After an ischemic stroke, patients in minority groups are more likely to get short- and long-term life-sustaining procedures instead of removal of the culprit blockage, a large study suggests.
The research, published in JAMA Neurology, showed that even after multivariable adjustment, non-white patients were more likely to get life-sustaining procedures, namely:
- Gastrostomy (38.4% versus 29.5% for white peers, odds ratio [OR] 1.56, 95% CI 1.48-1.65);
- Tracheostomy (48.0% versus 29.8%, OR 1.44, 95% CI 1.30-1.61);
- Mechanical ventilation (36.5% versus 29.6%, OR 1.16, 95% CI 1.09-1.24); and
- Hemicraniectomy (46.9% versus 29.8%, OR 1.36, 95% CI 1.11-1.66).
In contrast, the minority subgroup underwent less intravenous thrombolysis (OR 0.80, 95% CI 0.75-0.86) and carotid revascularization (OR 0.57, 95% CI 0.50-0.66) —procedures that go to the root of the problem — according to Roland Faigle, MD, PhD, of Johns Hopkins University School of Medicine, and coauthors.
These data suggest an “underutilization of procedures with curative intent” for minorities, they concluded.
“Contrasting differences among procedure groups may allow for a bird’s-eye view of stroke-related procedure utilization. A better understanding of commonalities within and differences between curative and life-sustaining procedures may facilitate the development of effective strategies aimed at eliminating racial disparities in the delivery of stroke care.”
Faigle’s group used data from the Nationwide Inpatients Sample for 340,463 patients.
“We acknowledge that certain clinical characteristics not captured in the Nationwide Inpatient Sample, such as stroke severity, stroke location, and time to presentation, may partially explain our results,” the authors wrote.
Faigle disclosed no relevant conflicts of interest.

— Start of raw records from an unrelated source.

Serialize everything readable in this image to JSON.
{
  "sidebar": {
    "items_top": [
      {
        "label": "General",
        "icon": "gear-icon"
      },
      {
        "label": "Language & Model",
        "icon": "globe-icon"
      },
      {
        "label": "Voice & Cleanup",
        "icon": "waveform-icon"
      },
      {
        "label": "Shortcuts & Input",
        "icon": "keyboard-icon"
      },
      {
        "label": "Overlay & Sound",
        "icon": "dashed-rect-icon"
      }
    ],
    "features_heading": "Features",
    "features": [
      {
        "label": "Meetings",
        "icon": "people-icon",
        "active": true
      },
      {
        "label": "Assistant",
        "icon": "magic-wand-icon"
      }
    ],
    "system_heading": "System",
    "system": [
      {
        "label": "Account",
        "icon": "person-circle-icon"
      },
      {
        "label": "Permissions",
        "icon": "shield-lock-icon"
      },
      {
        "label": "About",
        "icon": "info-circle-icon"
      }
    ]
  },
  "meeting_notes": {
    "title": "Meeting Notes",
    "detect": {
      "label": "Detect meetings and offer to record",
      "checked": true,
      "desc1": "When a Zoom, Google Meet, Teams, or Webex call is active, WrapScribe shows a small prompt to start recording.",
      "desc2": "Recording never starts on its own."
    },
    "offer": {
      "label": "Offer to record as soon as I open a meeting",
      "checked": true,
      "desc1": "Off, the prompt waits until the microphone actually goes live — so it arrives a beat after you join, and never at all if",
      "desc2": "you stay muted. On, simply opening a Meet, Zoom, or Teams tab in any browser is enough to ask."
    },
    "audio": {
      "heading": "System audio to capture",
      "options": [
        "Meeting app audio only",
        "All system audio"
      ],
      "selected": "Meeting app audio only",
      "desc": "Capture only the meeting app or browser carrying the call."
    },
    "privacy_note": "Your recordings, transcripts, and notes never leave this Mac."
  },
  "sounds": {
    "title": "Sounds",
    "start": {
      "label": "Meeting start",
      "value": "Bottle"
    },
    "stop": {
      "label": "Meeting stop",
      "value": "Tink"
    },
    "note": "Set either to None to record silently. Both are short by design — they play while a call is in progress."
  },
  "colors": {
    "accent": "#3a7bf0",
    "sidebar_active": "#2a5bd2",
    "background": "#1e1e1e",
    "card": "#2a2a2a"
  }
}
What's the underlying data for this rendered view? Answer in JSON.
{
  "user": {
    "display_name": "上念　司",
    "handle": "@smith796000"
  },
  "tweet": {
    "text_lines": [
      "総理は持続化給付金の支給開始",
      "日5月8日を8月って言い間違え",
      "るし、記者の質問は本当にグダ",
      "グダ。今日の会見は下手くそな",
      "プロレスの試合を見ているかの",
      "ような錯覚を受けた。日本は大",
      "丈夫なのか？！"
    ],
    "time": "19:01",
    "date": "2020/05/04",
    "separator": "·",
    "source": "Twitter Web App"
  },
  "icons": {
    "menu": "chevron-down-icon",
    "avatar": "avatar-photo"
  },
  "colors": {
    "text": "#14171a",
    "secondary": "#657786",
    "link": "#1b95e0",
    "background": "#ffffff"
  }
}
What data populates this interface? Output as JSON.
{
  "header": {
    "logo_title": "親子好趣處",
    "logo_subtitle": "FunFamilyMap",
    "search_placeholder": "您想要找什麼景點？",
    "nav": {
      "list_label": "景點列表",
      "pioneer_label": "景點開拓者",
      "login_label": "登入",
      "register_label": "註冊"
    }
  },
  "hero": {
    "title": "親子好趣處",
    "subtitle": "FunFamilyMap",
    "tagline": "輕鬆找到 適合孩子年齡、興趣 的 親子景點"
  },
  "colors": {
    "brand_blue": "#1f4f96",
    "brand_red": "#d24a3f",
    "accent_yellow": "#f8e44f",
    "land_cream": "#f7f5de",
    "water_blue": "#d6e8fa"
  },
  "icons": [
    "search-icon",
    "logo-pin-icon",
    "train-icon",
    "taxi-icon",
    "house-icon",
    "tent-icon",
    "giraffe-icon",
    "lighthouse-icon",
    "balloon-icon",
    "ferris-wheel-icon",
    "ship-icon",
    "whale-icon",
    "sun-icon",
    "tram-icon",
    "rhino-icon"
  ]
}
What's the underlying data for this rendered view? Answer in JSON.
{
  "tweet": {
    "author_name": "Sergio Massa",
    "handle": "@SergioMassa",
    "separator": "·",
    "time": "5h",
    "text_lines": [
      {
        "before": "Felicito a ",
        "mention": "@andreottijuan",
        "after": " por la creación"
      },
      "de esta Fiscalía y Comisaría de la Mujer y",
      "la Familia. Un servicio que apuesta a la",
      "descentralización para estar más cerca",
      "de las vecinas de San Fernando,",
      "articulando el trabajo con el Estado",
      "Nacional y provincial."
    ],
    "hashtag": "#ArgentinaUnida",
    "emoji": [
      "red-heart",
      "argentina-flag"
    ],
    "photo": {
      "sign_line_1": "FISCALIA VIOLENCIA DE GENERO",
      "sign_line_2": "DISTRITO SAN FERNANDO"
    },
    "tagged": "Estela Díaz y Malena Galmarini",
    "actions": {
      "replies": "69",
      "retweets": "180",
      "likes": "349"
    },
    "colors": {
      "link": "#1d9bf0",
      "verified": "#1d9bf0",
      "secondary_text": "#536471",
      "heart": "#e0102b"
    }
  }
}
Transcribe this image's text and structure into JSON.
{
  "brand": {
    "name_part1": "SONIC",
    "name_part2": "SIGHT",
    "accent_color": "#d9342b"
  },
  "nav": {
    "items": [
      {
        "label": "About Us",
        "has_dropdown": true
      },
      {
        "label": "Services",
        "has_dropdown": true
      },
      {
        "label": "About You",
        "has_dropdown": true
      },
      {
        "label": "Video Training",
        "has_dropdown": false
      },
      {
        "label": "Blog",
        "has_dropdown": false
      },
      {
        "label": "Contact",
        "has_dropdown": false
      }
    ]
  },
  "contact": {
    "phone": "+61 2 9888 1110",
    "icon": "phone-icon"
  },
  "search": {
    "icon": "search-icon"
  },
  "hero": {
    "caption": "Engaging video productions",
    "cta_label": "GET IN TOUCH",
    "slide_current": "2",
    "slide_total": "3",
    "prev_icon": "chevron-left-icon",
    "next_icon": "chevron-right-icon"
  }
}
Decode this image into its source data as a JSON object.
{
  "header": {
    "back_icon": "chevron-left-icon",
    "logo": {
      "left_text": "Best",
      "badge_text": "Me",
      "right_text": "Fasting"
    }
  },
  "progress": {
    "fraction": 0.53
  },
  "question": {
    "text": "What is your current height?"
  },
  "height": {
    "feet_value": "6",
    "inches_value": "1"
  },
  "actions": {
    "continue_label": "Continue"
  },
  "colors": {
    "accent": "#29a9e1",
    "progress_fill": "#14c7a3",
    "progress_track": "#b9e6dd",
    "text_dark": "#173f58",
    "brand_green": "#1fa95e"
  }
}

Faigle R, et al “Racial differences in utilization of life-sustaining vs curative inpatient procedures after stroke” JAMA Neurol 2016; DOI: 10.1001/jamaneurol.2016.1914.